# PROBLEM
All entries below need to be written out exactly, but without their pictures.
-- DATA FOR THIS EXERCISE follows --
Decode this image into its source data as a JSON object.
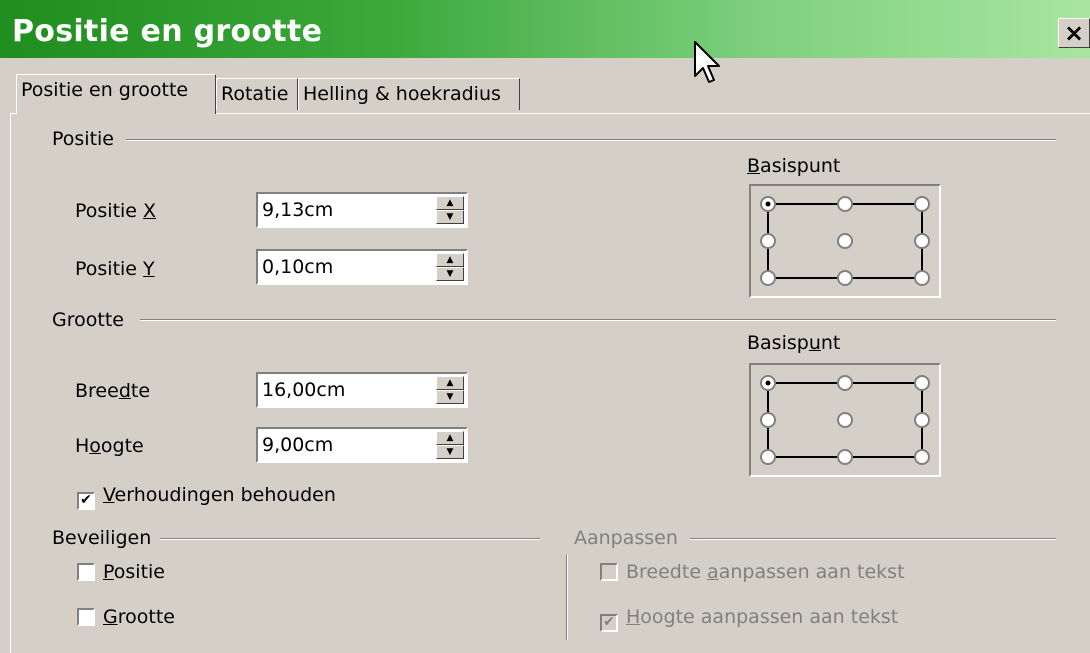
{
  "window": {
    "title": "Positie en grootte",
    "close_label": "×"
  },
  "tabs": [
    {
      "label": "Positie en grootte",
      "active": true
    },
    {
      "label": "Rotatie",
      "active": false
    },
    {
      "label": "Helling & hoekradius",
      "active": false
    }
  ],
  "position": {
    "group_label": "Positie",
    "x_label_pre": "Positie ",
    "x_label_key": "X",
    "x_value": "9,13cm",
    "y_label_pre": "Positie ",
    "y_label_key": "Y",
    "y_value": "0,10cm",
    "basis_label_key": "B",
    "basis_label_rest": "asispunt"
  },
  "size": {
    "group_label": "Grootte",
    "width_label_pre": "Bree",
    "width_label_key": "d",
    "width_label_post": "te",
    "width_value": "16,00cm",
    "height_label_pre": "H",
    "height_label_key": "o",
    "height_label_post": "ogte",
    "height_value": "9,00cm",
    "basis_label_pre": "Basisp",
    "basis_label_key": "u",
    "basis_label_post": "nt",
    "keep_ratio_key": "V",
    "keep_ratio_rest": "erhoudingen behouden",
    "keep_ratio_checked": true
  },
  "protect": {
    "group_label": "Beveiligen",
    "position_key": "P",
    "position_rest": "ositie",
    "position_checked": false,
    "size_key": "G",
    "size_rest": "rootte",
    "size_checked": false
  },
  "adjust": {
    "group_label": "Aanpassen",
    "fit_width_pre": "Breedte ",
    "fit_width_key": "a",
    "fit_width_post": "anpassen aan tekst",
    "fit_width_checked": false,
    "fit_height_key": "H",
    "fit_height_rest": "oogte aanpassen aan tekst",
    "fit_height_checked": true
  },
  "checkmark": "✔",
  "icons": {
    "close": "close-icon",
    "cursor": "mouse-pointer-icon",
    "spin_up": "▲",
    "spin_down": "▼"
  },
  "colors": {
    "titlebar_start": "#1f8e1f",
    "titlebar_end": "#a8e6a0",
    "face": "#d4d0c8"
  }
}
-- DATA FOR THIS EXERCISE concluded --
# ANSWER SPACE
Decode this image into its source data as a JSON object.
{
  "window": {
    "title": "Positie en grootte",
    "close_label": "×"
  },
  "tabs": [
    {
      "label": "Positie en grootte",
      "active": true
    },
    {
      "label": "Rotatie",
      "active": false
    },
    {
      "label": "Helling & hoekradius",
      "active": false
    }
  ],
  "position": {
    "group_label": "Positie",
    "x_label_pre": "Positie ",
    "x_label_key": "X",
    "x_value": "9,13cm",
    "y_label_pre": "Positie ",
    "y_label_key": "Y",
    "y_value": "0,10cm",
    "basis_label_key": "B",
    "basis_label_rest": "asispunt"
  },
  "size": {
    "group_label": "Grootte",
    "width_label_pre": "Bree",
    "width_label_key": "d",
    "width_label_post": "te",
    "width_value": "16,00cm",
    "height_label_pre": "H",
    "height_label_key": "o",
    "height_label_post": "ogte",
    "height_value": "9,00cm",
    "basis_label_pre": "Basisp",
    "basis_label_key": "u",
    "basis_label_post": "nt",
    "keep_ratio_key": "V",
    "keep_ratio_rest": "erhoudingen behouden",
    "keep_ratio_checked": true
  },
  "protect": {
    "group_label": "Beveiligen",
    "position_key": "P",
    "position_rest": "ositie",
    "position_checked": false,
    "size_key": "G",
    "size_rest": "rootte",
    "size_checked": false
  },
  "adjust": {
    "group_label": "Aanpassen",
    "fit_width_pre": "Breedte ",
    "fit_width_key": "a",
    "fit_width_post": "anpassen aan tekst",
    "fit_width_checked": false,
    "fit_height_key": "H",
    "fit_height_rest": "oogte aanpassen aan tekst",
    "fit_height_checked": true
  },
  "checkmark": "✔",
  "icons": {
    "close": "close-icon",
    "cursor": "mouse-pointer-icon",
    "spin_up": "▲",
    "spin_down": "▼"
  },
  "colors": {
    "titlebar_start": "#1f8e1f",
    "titlebar_end": "#a8e6a0",
    "face": "#d4d0c8"
  }
}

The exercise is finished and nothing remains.